The authors report on the design, operation, and architectural implications of single and double floating-gate devices for nontraditional applications enabling low-power FPGAs and analog-to-digital converters, and propose a unified nonvolatile/volatile memory device.
New architectures for the switch box and connection block are proposed for use in an energy efficient field programmable gate array (FPGA) with bidirectional wiring. Power-hungry SRAMs are replaced by non-volatile nanocrystal floating gate (NCFG) devices that retain their state while the system power is off and do not need to be configured at boot up. The… (More)
The operation of a novel unified memory device using two floating-gates is described through experimental characterization of a fabricated proof-of-concept device and confirmed through simulation. The dynamic, nonvolatile, and concurrent modes of the device are described in detail. Simulations show that the device compares favorably to conventional memory… (More)

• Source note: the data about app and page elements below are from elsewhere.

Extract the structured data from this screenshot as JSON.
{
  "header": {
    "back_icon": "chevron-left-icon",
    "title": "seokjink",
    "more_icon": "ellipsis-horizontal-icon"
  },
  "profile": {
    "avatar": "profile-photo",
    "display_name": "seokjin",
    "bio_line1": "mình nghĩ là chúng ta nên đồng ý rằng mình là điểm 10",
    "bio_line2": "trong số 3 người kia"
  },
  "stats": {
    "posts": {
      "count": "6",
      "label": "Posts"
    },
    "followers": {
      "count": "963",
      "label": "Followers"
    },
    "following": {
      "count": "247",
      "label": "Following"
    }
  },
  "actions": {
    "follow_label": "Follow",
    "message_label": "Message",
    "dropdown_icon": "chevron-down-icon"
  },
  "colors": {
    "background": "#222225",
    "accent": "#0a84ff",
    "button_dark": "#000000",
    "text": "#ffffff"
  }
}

Integrating molecular memory devices into large scale arrays is a key requirement for translating the miniature size of molecular devices into ultradense memory systems. This in turn imposes constraints on the individual molecular memory devices. A circuit theory approach is used to derive a general parameterized memory circuit model, from which… (More)